Visual motion sensitivity and eye control, which are mediated by the visual magnocellular system, have been found to be impaired in many dyslexics, whilst visual perceptual training of magnocellular functions can greatly improve reading. Likewise auditory magnocellular sensitivity to frequency and amplitude modulated sounds is reduced in many dyslexics, which explains their difficulties with separating the sounds in words.
The development of magnocellular neurones seems to be controlled by immune regulation genes; hence inheritance of dyslexia may involve immune attack on the development of magnocells. Our increased understanding of the neurological impairments causing dyslexic reading problems has led to increasingly effective methods of combating them and thus improving dyslexics’ reading.
John does not cook fish; his brother, Rick Stein, television sea food chef, does not do neuroscience!
The audience at this demonstration lecture will not only discover the physical principles behind the manufacture of high quality ice cream, but also will learn about the laws of thermodynamics, about the colour of ice and even how to measure the temperature in Antarctica a million years ago.
The talk will be illustrated with a number of interactive demonstrations including the preparation of a batch of ice cream using freezing mixture - something that members of the audience will be able to try for themselves at home later!
'Nature, and Nature's Laws, lay hid in Night:God said, 'Let Newton be,' and all was Light.'
These lines by Alexander Pope perfectly encapsulate the eighteenth century's rationalist image of Isaac Newton (1642-1727). It is the image of a genius guided by the light of pure reason, allowing true, objective science to emerge from the mists of superstition and dogma.

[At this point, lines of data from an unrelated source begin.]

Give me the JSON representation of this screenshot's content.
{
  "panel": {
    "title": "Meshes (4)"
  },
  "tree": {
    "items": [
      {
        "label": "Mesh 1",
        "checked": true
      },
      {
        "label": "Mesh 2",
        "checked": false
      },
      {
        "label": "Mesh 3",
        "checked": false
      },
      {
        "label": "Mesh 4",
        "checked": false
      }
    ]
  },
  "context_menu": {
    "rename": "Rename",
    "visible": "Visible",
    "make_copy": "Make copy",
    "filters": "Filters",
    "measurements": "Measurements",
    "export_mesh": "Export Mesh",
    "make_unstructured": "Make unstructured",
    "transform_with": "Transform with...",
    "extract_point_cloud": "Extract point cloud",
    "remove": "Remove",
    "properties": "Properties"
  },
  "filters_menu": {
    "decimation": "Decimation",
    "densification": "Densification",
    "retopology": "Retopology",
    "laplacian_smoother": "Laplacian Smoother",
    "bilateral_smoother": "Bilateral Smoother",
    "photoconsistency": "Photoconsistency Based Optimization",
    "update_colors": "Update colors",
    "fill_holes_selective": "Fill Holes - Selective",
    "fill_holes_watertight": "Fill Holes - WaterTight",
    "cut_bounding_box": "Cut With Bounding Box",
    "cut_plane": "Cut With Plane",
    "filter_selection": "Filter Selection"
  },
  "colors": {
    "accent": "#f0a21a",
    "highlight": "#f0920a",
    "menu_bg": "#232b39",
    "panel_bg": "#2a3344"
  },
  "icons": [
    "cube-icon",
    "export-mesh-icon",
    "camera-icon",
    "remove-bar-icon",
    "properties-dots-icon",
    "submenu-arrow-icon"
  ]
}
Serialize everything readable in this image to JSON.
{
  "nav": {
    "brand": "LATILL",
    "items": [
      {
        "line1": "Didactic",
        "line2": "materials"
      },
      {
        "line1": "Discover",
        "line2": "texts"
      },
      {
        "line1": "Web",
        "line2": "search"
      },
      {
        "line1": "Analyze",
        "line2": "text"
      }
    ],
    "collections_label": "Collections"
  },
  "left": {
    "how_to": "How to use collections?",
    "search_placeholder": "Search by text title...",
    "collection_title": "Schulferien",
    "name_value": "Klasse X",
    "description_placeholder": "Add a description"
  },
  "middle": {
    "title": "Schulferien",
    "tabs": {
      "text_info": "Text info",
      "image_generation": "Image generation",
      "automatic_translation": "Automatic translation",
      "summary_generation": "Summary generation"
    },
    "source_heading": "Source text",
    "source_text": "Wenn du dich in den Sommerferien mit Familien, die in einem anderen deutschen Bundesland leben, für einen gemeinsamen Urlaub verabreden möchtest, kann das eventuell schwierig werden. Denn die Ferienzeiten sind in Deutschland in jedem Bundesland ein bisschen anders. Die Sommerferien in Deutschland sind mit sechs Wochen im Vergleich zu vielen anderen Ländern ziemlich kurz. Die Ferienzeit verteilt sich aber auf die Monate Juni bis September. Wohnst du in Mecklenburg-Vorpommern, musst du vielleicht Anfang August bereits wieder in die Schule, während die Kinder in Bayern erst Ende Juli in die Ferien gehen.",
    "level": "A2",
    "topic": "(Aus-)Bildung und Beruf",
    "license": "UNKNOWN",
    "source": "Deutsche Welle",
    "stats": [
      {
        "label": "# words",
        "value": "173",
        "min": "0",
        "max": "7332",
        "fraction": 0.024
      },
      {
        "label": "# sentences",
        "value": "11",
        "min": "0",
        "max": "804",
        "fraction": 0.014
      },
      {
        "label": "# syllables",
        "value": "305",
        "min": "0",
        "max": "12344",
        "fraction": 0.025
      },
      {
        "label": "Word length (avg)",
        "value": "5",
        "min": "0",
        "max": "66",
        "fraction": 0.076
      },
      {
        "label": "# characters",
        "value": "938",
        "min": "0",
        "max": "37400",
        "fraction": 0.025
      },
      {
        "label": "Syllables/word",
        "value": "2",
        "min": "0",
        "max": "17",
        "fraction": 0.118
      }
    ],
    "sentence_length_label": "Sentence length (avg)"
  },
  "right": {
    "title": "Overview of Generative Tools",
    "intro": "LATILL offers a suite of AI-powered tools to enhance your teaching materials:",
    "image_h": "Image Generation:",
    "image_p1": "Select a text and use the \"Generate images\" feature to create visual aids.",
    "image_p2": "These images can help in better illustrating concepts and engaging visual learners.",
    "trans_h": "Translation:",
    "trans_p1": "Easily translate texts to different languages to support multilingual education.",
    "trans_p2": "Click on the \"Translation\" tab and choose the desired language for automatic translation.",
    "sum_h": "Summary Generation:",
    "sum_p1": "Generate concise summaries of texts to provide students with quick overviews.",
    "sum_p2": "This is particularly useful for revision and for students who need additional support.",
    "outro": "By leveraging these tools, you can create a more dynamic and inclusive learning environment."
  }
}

However, if we look at the enormous manuscript collection left at his death, we encounter a man who spent considerably more time studying theology and alchemy than what we would now term 'science'. Only relatively recently has it been accepted that these interests were not mere diversions, but integral parts of Newton's own world-view. It has been suggested, for instance, that Newton's alchemical studies generated the imaginative spark that led him to formulate the theory of gravity, and that his almost abstract concept of God was predicated on his unique insights into mathematics. Would Newton himself have understood our distinctions between 'scientific', 'mathematical', 'alchemical' and 'theological' papers?
By presenting for the first time in history the entire body of his work in a freely accessible, electronically searchable online version, the Newton Project will enable users to draw their own conclusions. The talk shall also include an introduction to the practicalities of text-encoding, leading to some musings about the nature of electronic editions and how they're in at least some respects fundamentally different to print ones.

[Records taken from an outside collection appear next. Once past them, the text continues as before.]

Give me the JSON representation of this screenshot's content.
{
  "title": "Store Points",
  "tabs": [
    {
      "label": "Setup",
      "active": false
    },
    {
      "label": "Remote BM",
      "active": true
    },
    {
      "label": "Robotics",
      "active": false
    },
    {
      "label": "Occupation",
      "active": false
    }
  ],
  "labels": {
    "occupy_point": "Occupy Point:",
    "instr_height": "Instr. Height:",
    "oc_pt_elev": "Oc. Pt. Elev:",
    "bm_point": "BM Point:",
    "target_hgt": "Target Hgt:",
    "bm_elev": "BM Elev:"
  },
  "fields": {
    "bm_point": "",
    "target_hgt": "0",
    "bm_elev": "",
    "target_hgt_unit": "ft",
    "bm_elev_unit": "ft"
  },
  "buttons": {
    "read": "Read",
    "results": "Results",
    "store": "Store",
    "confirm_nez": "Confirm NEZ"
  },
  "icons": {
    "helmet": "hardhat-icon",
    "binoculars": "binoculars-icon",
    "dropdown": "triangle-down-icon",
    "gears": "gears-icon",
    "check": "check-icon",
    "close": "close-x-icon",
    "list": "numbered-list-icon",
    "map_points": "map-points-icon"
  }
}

What exactly makes us human? Our similarity to apes, obvious since Linnaeus' day, has been confirmed with the sequencing of the chimpanzee genome. More excitingly, we can now identify the differences between chimp's genome and our own. Many of those differences, however, are uninteresting.
So how can we find the genes that matter -- the genes that give us our unique brains, bodies and cognitive skill? One way might be to look at inherited disorders in humans. Not only do such disorders tell us about the molecular programme that makes the body, they also, sometimes, reveal our evolutionary past. But such disorders can do more. They may also point to the genes responsible for human physical variety around the world.
Molecular physical anthropology has already told us where we come from. Its next task is to tell us about the changes that occurred along the way.
Chris Luebkeman refuses to be categorized. He has constantly, and consistently, occupied the spaces between professions. He utilizes his enthusiastic belief in our zeitgeist in his current position as Director for Global Foresight and Innovation at Ove Arup & Partners headquartered in London.
His experiences have enabled him to specialize in being a generalist with a view to being 'in league with the future.' He was listed as one of the ten futurist speculators and shapers who will change the way we live, in Wallpaper Magazine, July/August 2002.
As an educator, he taught in the Departments of Architecture at the Swiss Federal Institute of Technology [ETH] in Zurich, the University of Oregon, the Chinese University of Hong Kong, and at the Massachusetts Institute of Technology [MIT]. He created the first award winning on-line teaching site in Architecture in 1992. As a researcher, he initiated the research program at MIT entitled house_n; MIT's intelligent home of the future; a technological and tectonic exploration of integrating the digital with the physical.
The message is 'the future is over sold and under-imagined'. Chris will develop this line of thinking through a series of examples; presenting 13 scenarios of his own imaginations, and then asking the audience to give him some back. He will introduce the 3Ns [now, new, next] and give a few contemporary examples of Global Arup work in each.